=== WHAT IS EXPECTED ===
Pick the lines holding the string "explorer" out of the records and copy them.

------------------------------

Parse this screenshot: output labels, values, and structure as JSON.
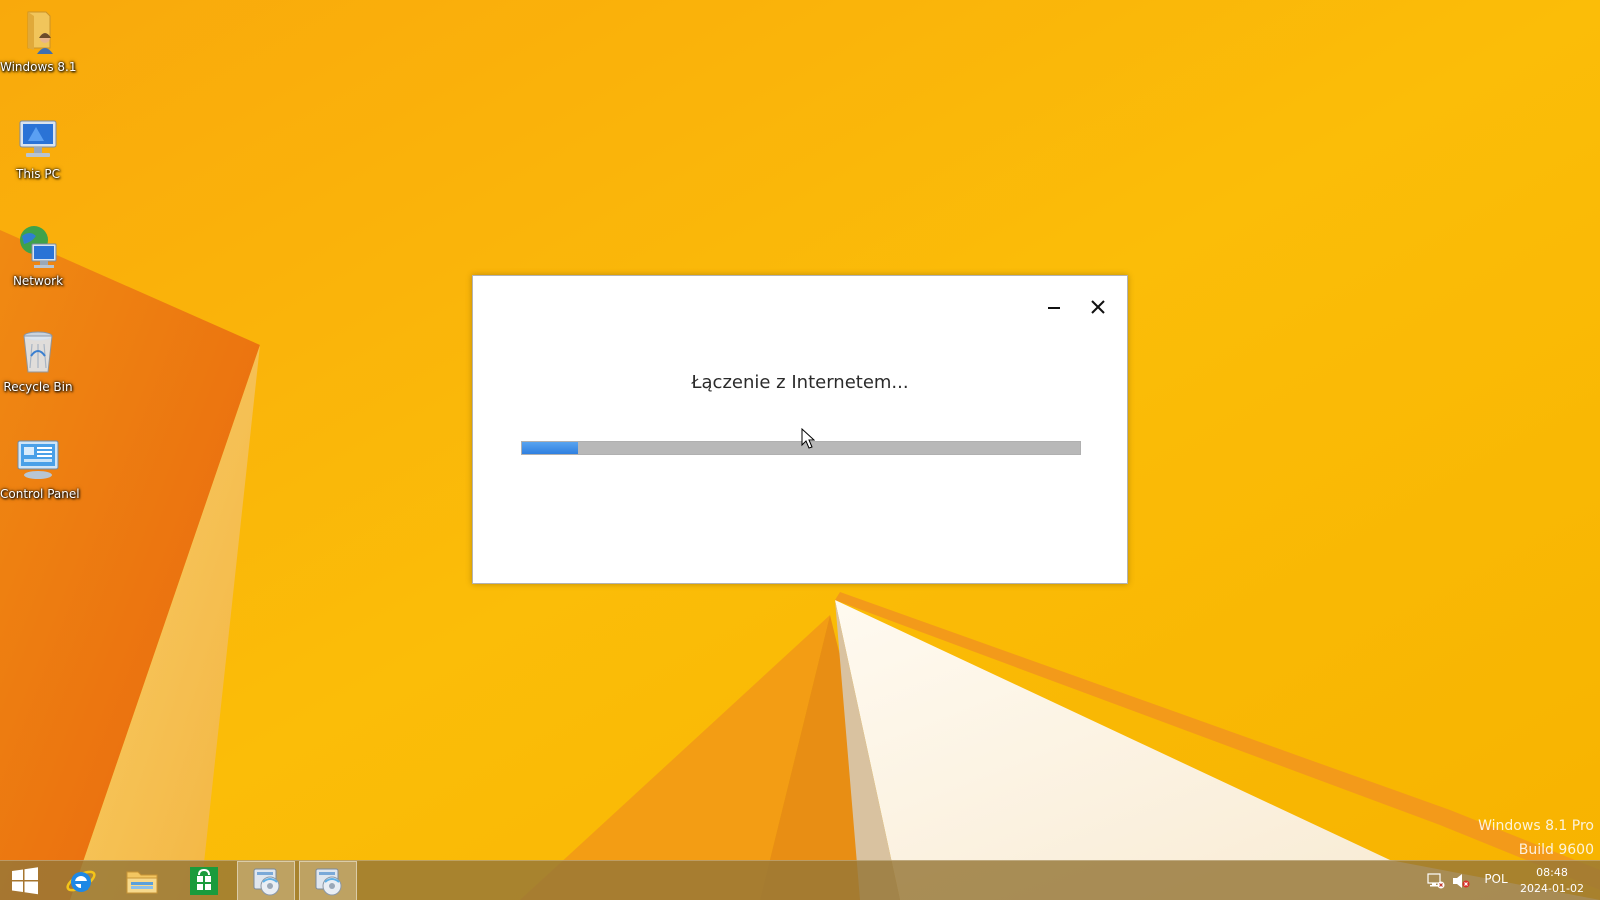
{
  "desktop": {
    "icons": [
      {
        "label": "Windows 8.1",
        "icon": "user-folder-icon"
      },
      {
        "label": "This PC",
        "icon": "computer-icon"
      },
      {
        "label": "Network",
        "icon": "network-icon"
      },
      {
        "label": "Recycle Bin",
        "icon": "recycle-bin-icon"
      },
      {
        "label": "Control Panel",
        "icon": "control-panel-icon"
      }
    ],
    "watermark": {
      "line1": "Windows 8.1 Pro",
      "line2": "Build 9600"
    }
  },
  "dialog": {
    "message": "Łączenie z Internetem...",
    "progress": 0.1,
    "progress_color": "#3b8ae6",
    "buttons": {
      "minimize_icon": "minimize-icon",
      "close_icon": "close-icon"
    }
  },
  "taskbar": {
    "buttons": [
      {
        "icon": "windows-start-icon"
      },
      {
        "icon": "internet-explorer-icon"
      },
      {
        "icon": "file-explorer-icon"
      },
      {
        "icon": "store-icon"
      },
      {
        "icon": "setup-icon"
      },
      {
        "icon": "setup-icon",
        "active": true
      }
    ],
    "tray": {
      "network_icon": "network-tray-icon",
      "volume_icon": "volume-muted-icon",
      "language": "POL",
      "time": "08:48",
      "date": "2024-01-02"
    }
  },
  "colors": {
    "wallpaper_yellow": "#f7b300",
    "wallpaper_orange": "#ef7a10",
    "taskbar": "#96763a"
  }
}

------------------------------

=== RESULT OF THIS EXERCISE ===
        "icon": "internet-explorer-icon"
        "icon": "file-explorer-icon"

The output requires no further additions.